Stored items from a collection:
|---|
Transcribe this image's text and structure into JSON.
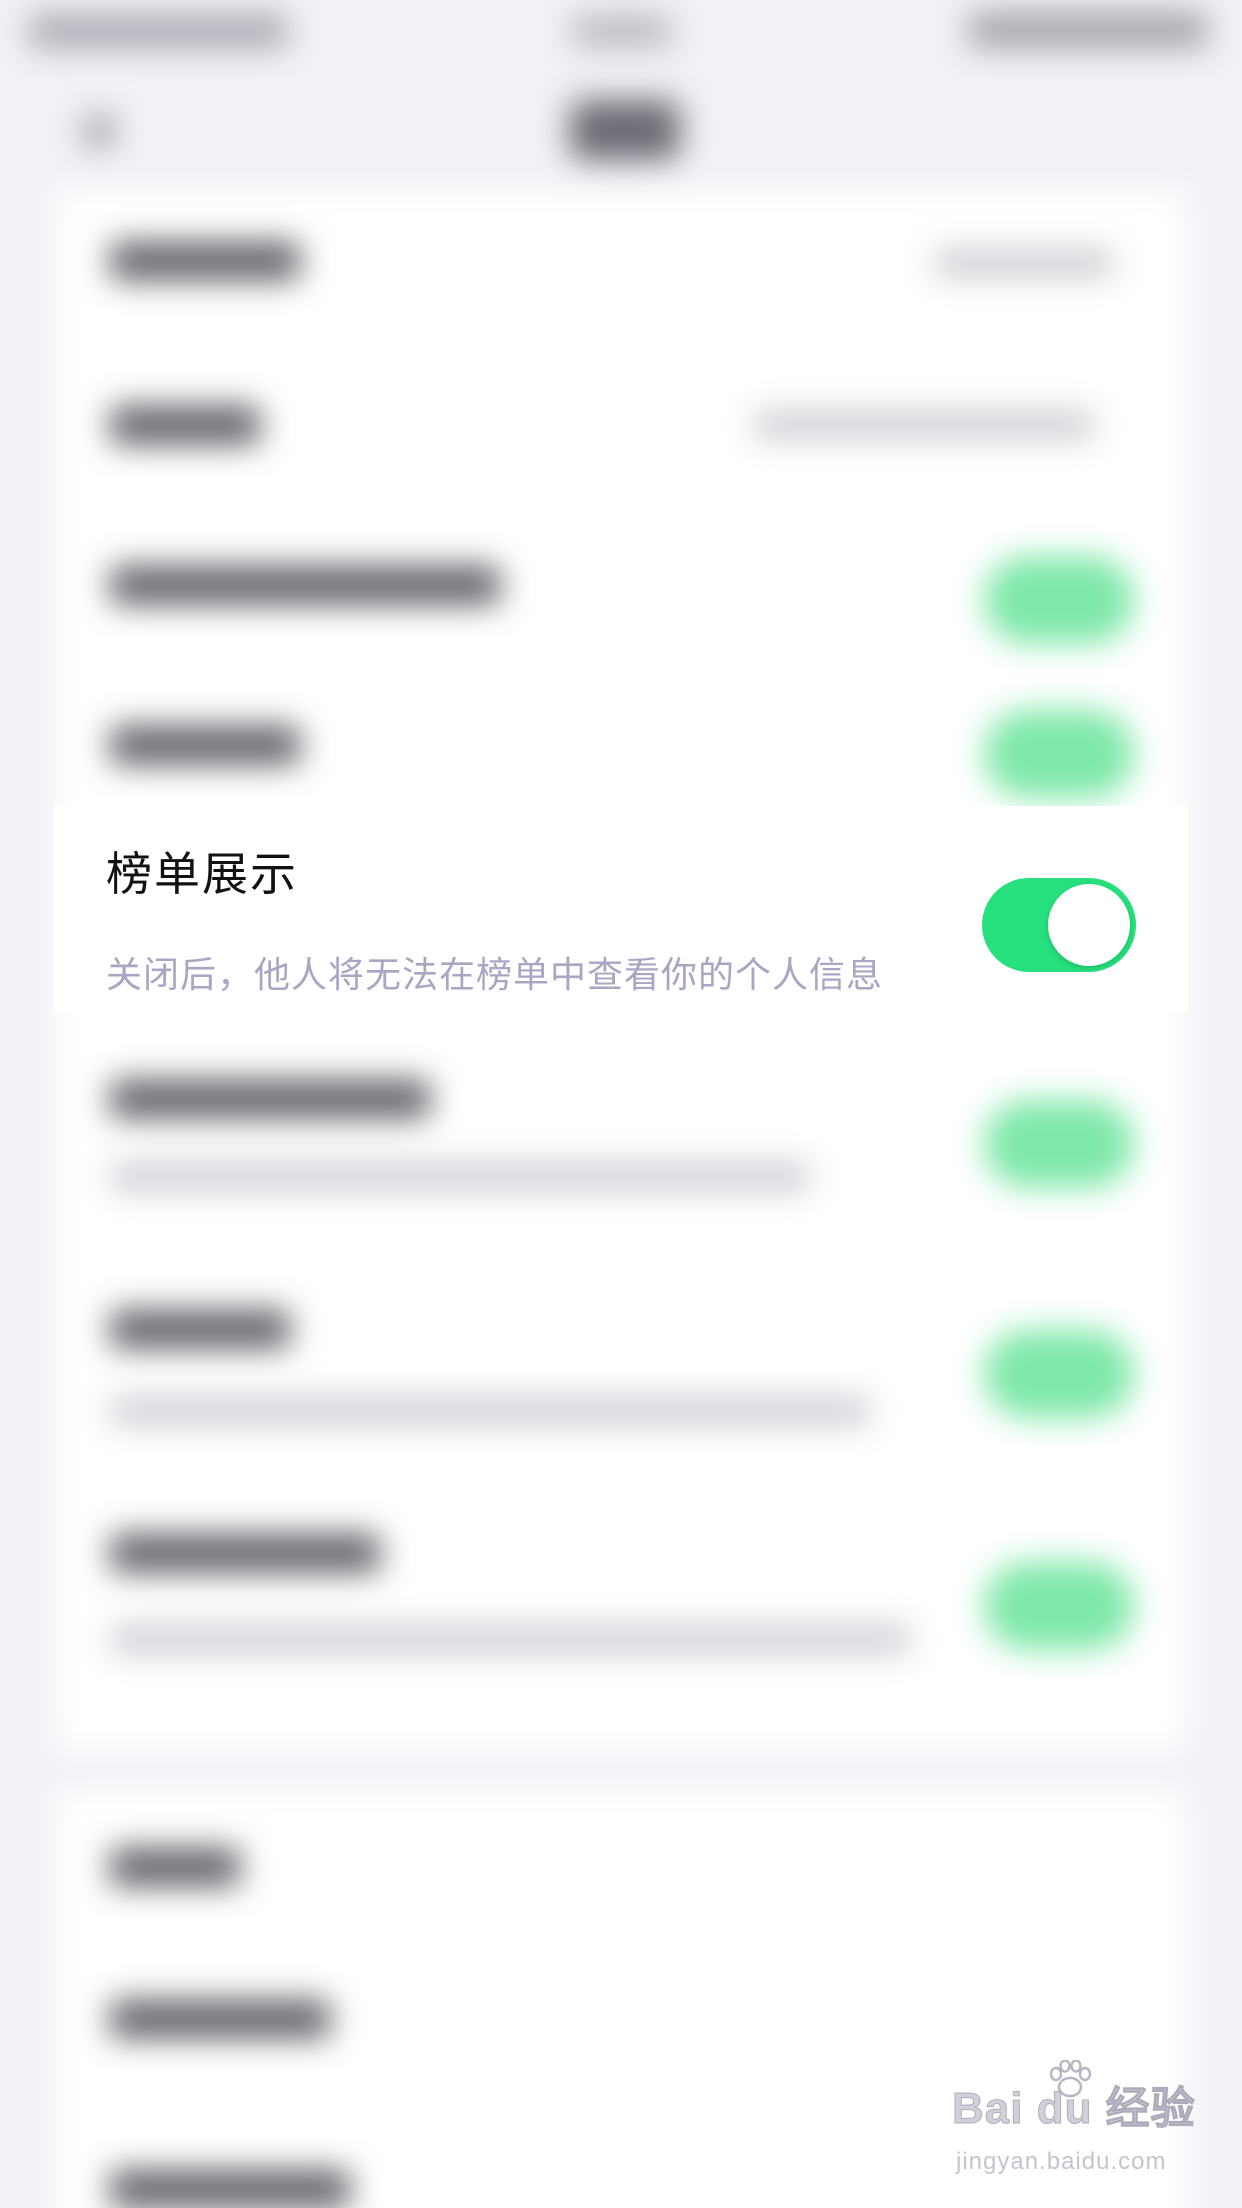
{
  "focused_setting": {
    "title": "榜单展示",
    "description": "关闭后，他人将无法在榜单中查看你的个人信息",
    "toggle_on": true
  },
  "watermark": {
    "brand": "Bai du 经验",
    "url": "jingyan.baidu.com"
  },
  "colors": {
    "background": "#f1f2f7",
    "card": "#ffffff",
    "toggle_on": "#26e07d",
    "description_text": "#a7a7c4",
    "title_text": "#111111"
  }
}
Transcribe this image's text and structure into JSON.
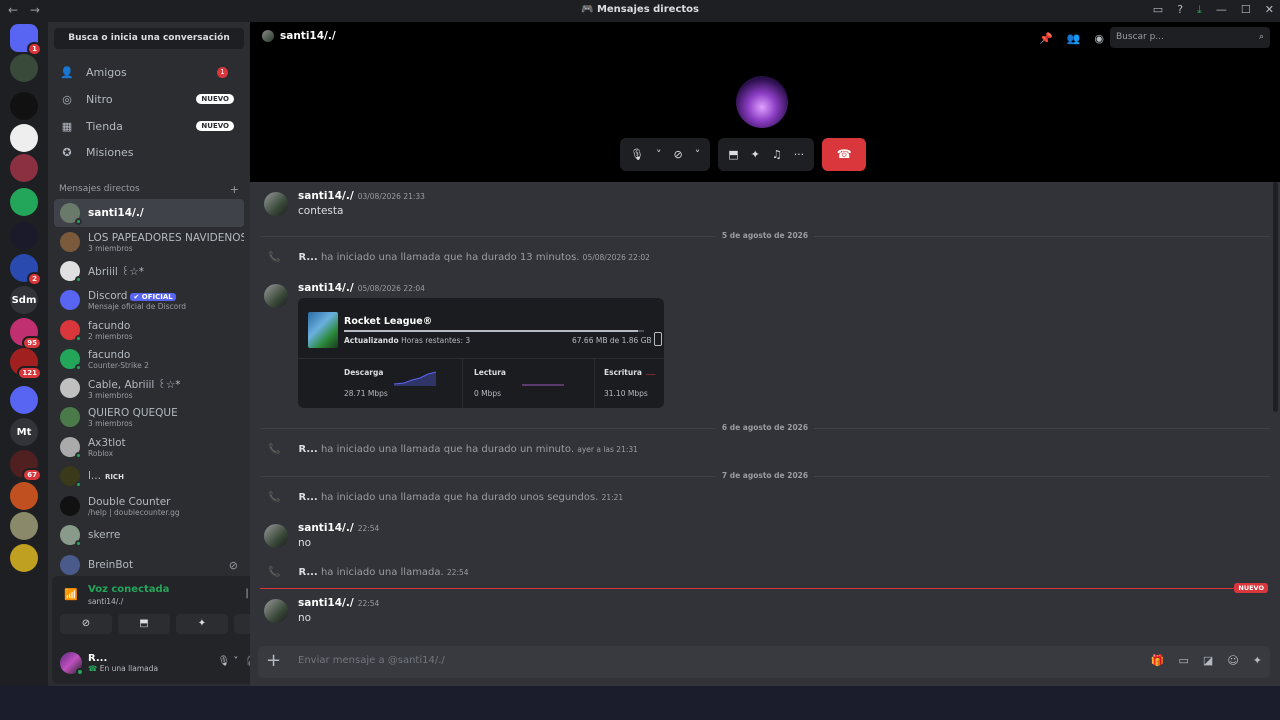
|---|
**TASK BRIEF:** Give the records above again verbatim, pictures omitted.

**ANSWER TO THE EXERCISE:**
Transcribe this image's text and structure into JSON.
{
  "focused_setting": {
    "title": "榜单展示",
    "description": "关闭后，他人将无法在榜单中查看你的个人信息",
    "toggle_on": true
  },
  "watermark": {
    "brand": "Bai du 经验",
    "url": "jingyan.baidu.com"
  },
  "colors": {
    "background": "#f1f2f7",
    "card": "#ffffff",
    "toggle_on": "#26e07d",
    "description_text": "#a7a7c4",
    "title_text": "#111111"
  }
}
Transcribe this image's text and structure into JSON.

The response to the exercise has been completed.